‘Expansion of the electric vehicle tax credit might make Elon Musk and Mary Barra happy, but it will not sit well with their constituents…’
(Kaylee McGhee, Liberty Headlines) The majority of Americans still disapprove of subsidies and federal tax credit for purchasers of electric vehicles, most of whom are extremely wealthy, according to a new survey.
The American Energy Alliance conducted a survey in several states and found that “voters don’t think they should pay for other people’s car purchases,” especially when those who purchase electric vehicles are “for the most, wealthy and/or from California.”
Currently, electric car and truck manufacturers are generously subsidized by the American taxpayer up to their first 200,000 electric vehicles produced.
According to a study conducted last year by the Pacific Research Institute, 78.7 percent of the EV tax credits went to households with an adjusted gross income of $100,000 or higher, and that more than half went to households with an AGI of $200,000 or higher.
The taxpayer handout is supposed to spur innovation and encourage companies to offer more energy-efficient options, according to Congress, but the majority of voters still disapprove of the plan.
“There is almost no willingness to pay for electric vehicle car purchases,” AEA wrote about the survey results. “When asked how much they would be willing to pay each year to support the purchase of electric vehicles by other consumers, the most popular answer in each state (usually more than two-thirds of respondents) was ‘nothing.’”

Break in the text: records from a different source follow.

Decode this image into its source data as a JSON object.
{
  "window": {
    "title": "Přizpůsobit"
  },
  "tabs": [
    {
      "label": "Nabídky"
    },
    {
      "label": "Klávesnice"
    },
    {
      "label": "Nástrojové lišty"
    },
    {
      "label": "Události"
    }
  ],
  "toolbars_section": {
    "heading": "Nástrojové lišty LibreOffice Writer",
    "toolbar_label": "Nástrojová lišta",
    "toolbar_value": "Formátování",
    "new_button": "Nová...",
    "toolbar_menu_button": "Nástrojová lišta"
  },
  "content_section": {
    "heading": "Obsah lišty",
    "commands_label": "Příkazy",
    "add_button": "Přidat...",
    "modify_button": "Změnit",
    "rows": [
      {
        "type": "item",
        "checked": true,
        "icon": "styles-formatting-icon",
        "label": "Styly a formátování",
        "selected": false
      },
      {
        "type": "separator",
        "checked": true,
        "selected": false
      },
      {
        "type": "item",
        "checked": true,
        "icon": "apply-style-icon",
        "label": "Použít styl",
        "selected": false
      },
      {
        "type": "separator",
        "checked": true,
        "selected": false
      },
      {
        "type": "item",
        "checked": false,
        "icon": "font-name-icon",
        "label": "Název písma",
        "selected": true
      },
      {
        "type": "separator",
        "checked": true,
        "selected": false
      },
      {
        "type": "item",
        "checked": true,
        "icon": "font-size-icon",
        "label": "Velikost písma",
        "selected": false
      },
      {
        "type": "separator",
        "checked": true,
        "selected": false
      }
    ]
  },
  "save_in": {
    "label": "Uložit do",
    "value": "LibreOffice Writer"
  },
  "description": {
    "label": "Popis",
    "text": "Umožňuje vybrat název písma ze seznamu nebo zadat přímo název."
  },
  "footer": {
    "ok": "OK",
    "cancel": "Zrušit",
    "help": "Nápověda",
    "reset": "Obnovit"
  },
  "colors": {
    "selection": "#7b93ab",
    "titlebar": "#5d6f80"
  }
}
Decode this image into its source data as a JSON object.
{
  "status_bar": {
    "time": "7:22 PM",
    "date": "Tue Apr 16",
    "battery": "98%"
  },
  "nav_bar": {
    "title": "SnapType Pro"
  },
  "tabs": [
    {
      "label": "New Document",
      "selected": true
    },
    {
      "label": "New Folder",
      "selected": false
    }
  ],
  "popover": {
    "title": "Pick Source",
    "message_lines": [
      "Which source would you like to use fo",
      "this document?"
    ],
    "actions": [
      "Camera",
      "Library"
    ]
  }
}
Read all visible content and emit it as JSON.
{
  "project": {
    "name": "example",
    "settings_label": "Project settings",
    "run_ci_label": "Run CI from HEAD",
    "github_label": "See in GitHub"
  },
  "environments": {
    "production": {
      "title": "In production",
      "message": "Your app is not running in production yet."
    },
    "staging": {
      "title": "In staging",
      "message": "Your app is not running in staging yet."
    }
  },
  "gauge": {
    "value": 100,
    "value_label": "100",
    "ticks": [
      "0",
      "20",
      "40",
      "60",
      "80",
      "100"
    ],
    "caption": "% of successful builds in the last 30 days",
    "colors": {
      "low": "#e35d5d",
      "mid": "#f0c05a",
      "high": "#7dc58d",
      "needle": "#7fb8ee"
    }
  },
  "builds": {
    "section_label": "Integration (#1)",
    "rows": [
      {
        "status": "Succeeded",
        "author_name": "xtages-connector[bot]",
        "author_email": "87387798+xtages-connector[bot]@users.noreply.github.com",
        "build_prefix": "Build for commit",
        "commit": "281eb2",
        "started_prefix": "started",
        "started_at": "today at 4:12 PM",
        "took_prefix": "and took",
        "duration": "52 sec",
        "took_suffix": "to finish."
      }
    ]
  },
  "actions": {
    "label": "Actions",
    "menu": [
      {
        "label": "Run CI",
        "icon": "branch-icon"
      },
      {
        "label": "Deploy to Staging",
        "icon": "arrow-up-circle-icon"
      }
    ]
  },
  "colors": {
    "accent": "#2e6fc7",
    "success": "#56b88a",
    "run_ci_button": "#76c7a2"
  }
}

Thomas Pyle, president of AEA, said that the EV tax credits benefit the few at the expense of the many, and that government shouldn’t mandate what kind of vehicles individuals should purchase.
“Voters in key swing states understand that they shouldn’t be required to pay for someone else’s electric vehicle,” Pyle said in a statement.
“Senators and Representatives from the states where we conducted this survey should know that support for an expansion of the electric vehicle tax credit might make Elon Musk and Mary Barra happy,” he said, “but it will not sit well with their constituents.”